(Records from a data source)

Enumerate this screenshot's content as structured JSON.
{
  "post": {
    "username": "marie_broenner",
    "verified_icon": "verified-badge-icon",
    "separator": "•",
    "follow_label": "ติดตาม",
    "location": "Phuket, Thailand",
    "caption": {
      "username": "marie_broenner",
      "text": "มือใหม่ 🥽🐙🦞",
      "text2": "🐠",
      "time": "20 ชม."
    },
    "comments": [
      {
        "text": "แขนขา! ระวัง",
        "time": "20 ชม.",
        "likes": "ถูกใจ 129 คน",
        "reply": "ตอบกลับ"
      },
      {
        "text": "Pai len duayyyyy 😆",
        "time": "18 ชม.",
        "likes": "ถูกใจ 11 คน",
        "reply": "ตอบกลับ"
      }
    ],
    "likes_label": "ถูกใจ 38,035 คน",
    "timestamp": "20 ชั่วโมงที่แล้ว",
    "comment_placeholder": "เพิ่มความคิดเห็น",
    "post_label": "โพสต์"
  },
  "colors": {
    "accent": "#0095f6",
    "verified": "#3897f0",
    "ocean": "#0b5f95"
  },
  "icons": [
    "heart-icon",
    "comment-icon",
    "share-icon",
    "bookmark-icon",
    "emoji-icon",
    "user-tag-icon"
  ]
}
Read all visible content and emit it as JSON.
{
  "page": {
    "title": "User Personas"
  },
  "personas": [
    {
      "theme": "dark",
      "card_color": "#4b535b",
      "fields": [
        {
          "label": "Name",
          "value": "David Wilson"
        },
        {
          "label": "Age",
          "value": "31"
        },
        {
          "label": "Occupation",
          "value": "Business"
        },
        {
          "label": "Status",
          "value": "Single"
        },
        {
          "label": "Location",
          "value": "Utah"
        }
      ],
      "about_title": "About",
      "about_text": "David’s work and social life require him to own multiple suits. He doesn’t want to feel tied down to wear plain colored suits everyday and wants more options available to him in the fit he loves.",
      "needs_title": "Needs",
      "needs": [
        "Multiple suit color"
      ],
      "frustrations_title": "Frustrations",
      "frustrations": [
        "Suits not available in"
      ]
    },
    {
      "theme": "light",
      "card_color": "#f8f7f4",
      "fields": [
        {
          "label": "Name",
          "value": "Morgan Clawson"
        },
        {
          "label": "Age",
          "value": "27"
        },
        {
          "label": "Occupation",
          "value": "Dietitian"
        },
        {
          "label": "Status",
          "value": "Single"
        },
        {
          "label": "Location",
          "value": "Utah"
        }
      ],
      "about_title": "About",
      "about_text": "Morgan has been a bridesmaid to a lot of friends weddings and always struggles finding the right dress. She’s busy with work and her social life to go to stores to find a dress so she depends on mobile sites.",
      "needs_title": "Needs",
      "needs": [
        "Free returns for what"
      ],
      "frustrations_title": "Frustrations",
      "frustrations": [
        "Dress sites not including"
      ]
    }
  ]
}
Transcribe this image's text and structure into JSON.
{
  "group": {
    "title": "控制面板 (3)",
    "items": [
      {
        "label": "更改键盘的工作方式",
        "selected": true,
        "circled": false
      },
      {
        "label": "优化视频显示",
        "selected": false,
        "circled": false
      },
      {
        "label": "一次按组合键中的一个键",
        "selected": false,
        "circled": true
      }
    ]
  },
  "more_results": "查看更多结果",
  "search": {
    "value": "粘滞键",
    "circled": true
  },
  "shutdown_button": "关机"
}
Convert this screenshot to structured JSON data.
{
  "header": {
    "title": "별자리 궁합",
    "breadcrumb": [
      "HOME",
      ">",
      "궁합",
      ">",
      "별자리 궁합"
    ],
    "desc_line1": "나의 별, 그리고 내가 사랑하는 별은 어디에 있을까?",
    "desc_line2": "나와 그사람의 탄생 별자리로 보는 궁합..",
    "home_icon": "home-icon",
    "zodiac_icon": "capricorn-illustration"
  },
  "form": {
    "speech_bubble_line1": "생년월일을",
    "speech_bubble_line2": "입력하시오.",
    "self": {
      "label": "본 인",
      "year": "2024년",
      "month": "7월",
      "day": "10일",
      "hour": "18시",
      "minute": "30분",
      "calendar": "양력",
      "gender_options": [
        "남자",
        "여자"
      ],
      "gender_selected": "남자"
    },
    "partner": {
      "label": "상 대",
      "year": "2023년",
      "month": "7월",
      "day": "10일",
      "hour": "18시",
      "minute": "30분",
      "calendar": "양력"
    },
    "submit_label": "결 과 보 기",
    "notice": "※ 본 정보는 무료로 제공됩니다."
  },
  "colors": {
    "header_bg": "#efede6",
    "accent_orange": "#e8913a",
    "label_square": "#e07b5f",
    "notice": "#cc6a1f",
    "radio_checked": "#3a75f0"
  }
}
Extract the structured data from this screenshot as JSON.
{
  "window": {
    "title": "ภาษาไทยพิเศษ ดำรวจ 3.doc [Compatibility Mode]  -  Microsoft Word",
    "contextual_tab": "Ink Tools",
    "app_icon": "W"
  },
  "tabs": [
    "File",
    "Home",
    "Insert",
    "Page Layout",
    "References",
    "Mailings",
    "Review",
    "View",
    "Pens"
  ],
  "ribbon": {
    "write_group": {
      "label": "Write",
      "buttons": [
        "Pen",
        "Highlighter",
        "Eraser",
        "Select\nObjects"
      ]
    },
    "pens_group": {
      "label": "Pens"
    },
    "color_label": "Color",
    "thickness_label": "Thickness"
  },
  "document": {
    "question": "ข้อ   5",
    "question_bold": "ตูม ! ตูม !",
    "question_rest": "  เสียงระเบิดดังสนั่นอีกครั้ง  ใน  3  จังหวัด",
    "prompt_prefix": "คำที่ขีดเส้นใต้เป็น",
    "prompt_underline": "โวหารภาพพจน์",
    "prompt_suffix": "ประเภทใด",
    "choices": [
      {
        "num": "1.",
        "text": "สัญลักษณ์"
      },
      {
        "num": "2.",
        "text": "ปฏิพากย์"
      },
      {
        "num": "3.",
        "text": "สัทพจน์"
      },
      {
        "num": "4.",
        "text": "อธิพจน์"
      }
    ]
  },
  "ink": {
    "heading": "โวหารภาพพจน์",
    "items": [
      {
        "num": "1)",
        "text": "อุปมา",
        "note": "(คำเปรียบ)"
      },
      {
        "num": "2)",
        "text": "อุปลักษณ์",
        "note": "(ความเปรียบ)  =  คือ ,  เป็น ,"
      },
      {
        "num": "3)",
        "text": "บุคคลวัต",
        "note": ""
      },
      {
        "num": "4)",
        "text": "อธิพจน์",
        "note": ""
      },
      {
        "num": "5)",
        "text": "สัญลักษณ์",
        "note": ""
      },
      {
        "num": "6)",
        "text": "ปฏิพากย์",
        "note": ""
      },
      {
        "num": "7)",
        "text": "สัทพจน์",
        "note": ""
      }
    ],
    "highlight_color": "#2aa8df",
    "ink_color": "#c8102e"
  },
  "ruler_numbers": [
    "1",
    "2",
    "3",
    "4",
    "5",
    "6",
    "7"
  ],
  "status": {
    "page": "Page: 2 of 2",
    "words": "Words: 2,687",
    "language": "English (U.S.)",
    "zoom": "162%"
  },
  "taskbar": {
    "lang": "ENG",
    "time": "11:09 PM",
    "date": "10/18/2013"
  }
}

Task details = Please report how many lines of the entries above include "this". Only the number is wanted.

Exercise solution = 4